Last month we took a look at the different segments of our market for resort condos and my research indicated that sales have been strong in recent months but uneven. Large condos and condos eligible for conventional financing have been selling better than smaller condos and condotels. One of the potential reasons for this discrepancy is the unusually large gap in interest rates between conventional financing and condotel financing.
Before getting into the data I collected on this, here’s a short course in the differences in “condos” (eligible for conventional financing) and “condotels” (must use specialized condotel financing).
Condotel: These buildings typically have one or more “Hotel” type characteristics such as an onsite rental office, onsite commercial space(s) such as restaurants, day spas, convenience stores, numerous onsite amenities such as pools, lazy rivers, whirlpools, indoor water parks, exercise rooms, etc, high-level guest services such as 24-hour check-in, golf packages, show packages, daily maid service, concierge, valet parking, etc. Condo buildings often have some of the same types of amenities but generally not the services.
Conventional Financing: This type of loan is the one most familiar to many people but it is actually different from any other type of loan. An explanation for how and why “conventional” financing” came into being requires a short history lesson.

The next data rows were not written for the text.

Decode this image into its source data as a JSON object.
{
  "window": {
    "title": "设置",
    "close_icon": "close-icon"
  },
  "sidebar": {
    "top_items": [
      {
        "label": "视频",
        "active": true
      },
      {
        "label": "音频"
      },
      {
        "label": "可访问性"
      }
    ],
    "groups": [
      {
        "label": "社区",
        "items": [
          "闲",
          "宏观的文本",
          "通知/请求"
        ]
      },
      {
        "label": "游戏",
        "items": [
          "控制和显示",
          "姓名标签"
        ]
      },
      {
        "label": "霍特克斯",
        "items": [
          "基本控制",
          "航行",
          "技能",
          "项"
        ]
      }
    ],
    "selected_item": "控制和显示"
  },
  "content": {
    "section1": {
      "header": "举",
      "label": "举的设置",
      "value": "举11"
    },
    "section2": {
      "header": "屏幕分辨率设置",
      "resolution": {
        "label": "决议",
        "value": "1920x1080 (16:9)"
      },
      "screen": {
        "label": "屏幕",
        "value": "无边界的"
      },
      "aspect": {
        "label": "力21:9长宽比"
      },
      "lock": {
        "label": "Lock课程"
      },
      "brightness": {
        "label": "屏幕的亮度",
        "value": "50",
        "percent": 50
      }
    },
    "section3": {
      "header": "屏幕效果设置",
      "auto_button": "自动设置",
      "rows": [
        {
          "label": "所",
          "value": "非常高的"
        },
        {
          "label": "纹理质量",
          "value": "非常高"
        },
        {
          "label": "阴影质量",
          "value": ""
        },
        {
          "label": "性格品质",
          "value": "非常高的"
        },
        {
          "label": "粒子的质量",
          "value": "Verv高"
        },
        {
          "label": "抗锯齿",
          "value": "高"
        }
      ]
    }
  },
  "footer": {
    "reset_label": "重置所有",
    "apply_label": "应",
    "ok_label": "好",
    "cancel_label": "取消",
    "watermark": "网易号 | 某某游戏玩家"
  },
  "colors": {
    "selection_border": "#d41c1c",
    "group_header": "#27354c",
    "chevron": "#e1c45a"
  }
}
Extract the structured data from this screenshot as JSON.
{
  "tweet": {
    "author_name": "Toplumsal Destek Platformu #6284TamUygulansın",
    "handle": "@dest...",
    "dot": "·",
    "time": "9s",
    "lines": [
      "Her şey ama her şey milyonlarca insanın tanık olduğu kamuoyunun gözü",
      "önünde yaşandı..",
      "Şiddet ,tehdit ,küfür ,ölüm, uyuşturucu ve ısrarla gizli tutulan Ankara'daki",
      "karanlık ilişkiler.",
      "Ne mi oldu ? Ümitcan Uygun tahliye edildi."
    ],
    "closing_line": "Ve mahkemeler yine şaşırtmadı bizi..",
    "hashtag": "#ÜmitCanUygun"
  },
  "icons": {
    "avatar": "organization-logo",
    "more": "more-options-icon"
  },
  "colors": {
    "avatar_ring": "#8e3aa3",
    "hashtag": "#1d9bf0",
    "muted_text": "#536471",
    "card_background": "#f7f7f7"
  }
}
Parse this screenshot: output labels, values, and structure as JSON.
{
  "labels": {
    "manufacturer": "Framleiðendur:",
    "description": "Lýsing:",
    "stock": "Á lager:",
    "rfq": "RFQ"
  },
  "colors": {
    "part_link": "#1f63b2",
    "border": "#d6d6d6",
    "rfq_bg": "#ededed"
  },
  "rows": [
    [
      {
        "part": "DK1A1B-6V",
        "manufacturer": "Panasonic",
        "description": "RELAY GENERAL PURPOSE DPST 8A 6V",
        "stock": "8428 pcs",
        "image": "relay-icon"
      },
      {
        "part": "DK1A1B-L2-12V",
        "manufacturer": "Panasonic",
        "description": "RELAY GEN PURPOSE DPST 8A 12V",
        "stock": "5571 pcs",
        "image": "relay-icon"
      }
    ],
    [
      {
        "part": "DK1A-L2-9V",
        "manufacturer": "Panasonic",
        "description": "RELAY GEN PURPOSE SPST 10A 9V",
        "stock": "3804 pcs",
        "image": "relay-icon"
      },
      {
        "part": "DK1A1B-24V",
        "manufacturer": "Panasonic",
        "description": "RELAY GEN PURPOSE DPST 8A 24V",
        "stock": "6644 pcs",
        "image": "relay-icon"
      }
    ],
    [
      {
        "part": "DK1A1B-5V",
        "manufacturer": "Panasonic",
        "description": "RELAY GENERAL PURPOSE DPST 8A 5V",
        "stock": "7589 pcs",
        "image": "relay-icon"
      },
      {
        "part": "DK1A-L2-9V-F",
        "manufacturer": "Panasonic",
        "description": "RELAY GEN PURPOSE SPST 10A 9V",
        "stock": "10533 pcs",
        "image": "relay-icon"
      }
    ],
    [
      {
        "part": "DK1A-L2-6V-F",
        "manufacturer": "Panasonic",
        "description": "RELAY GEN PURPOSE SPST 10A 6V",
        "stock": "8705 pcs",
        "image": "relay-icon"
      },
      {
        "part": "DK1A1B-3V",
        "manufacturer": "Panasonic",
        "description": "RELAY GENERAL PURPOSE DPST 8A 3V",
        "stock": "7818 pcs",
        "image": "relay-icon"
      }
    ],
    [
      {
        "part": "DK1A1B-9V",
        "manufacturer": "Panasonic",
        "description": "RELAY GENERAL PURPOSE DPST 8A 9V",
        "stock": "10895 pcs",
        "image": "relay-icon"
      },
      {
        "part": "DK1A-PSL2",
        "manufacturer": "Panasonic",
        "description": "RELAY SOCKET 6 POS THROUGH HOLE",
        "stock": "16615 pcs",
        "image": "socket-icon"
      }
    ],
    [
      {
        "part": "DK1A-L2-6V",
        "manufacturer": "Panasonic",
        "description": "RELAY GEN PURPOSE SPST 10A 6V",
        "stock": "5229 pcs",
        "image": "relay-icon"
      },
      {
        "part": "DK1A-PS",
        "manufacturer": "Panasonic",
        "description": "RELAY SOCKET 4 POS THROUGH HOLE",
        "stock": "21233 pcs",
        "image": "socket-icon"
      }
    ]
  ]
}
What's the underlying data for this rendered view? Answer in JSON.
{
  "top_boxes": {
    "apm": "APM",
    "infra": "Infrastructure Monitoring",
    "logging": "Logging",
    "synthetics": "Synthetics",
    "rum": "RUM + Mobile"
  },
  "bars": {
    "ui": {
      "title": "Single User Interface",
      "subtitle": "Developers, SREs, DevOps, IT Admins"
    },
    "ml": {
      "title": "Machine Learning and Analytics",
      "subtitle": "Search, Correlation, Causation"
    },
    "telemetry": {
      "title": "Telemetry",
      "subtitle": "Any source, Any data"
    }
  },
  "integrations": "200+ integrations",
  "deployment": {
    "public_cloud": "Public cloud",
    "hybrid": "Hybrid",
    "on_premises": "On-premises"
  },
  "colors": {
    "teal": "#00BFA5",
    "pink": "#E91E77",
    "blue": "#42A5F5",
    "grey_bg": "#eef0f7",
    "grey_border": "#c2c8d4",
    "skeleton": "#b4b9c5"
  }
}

Before the 1920’s, homeownership was only for the rich (around 5% of the US population). Since banks were very limited in how much they could lend as well as the amount of risk they were willing to accept, loans were short term - five years or less. The monthly payment amounts were prohibitively expensive for most people. To make home ownership affordable, quasi-governmental entities now known as Freddie Mac and Fannie Mae were set up to oversee a secondary loan market. Banks were now able to package and sell their loans, collect a profit and then write more loans. This enabled lenders to offer 30 year mortgages - making home ownership far more affordable. The program has been very successful and now aout 65% of Americans own their own homes.
Why don’t condotels qualify for conventional loans? The conventional secondary loan market was always intended for residential properties only - primary residences and second homes - and there are guidelines in Fannie Mae and Freddie Mac to determine which properties qualify. If a property doesn’t qualify, the lender cannot sell the loan to one of these entities. Lenders can still make money on loans they can’t sell (such as commercial loans). However, since they tie up assets for potentially long time periods, the returns (interest rates) generally must be higher to justify the risks.
Is there anything wrong with condotels? No, just as there is nothing wrong with restaurants, hotels, office buildings or any other properties that could typically be described as “commercial” in nature rather than residential and also don’t qualify for conventional financing. As previously stated, many of their characteristics actually may make them more desirable to some second home owners than condos or detached houses.
Interest rates for condotels vs. condos (see below for current comparison): Condotel rates are always higher than rates for condos and sometimes a larger down payment is required. Also, 30-year fixed rate financing is typically not available for condotels. The primary reason for the difference in interest rates is that, since condotel loans are typically not sold, any profit the lender makes is based on the “spread” between the interest rate charged to the borrower and the interest rate available to the lender during the entire life of the loan. Therefore, to protect their investments, lenders want the rates either to be able to adjust as prevailing interest rates change or they want shorter loan terms - usually 15 years or less.
Q. Why would I buy in a property that does not have conventional financing when others are available on the Grand Strand that are eligible for conventional financing?
A. First, the very features that make condotels ineligible are attractive to many buyers (and renters). Onsite restaurants, extensive amenities, convenient on site hotel-type front desks, daily maid service, room service, etc.
Second, rental incomes are often higher than with other properties, again due to these very features that create the financing difficulties.
Third, the financing situation is already built into the price because the pool of buyers for these is smaller. For this reason, condotels can often be bought for significantly less than comparable condos in developments that don’t have these commercial-type features. I’ll cover this in greater detail below.
In summary, a prospective buyer should weigh the benefits (price, amenities, rental income, etc.) against the drawbacks (less favorable financing terms) when choosing between a condo and a condotel.
OK, now that you have a basic understanding as to why the interest rates differ from condos to condotels, let’s take a look at the reason the current exceptionally low conventional interest rates are resulting in conventionally financed condos selling better than condotels over the past 18 months.